EXTRACTED MATERIAL:
§

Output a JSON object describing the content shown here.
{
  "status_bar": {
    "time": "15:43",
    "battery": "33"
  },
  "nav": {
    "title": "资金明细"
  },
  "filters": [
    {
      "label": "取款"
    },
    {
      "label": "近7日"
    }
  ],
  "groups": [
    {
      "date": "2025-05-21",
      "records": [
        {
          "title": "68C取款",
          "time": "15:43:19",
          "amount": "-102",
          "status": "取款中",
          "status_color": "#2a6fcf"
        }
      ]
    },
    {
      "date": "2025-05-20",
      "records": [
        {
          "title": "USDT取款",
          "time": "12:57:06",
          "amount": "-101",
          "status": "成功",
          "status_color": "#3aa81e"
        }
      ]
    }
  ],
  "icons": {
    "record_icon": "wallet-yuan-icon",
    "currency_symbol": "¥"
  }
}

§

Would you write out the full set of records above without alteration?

Output a JSON object describing the content shown here.
{
  "status_bar": {
    "time": "15:43",
    "battery": "33"
  },
  "nav": {
    "title": "资金明细"
  },
  "filters": [
    {
      "label": "取款"
    },
    {
      "label": "近7日"
    }
  ],
  "groups": [
    {
      "date": "2025-05-21",
      "records": [
        {
          "title": "68C取款",
          "time": "15:43:19",
          "amount": "-102",
          "status": "取款中",
          "status_color": "#2a6fcf"
        }
      ]
    },
    {
      "date": "2025-05-20",
      "records": [
        {
          "title": "USDT取款",
          "time": "12:57:06",
          "amount": "-101",
          "status": "成功",
          "status_color": "#3aa81e"
        }
      ]
    }
  ],
  "icons": {
    "record_icon": "wallet-yuan-icon",
    "currency_symbol": "¥"
  }
}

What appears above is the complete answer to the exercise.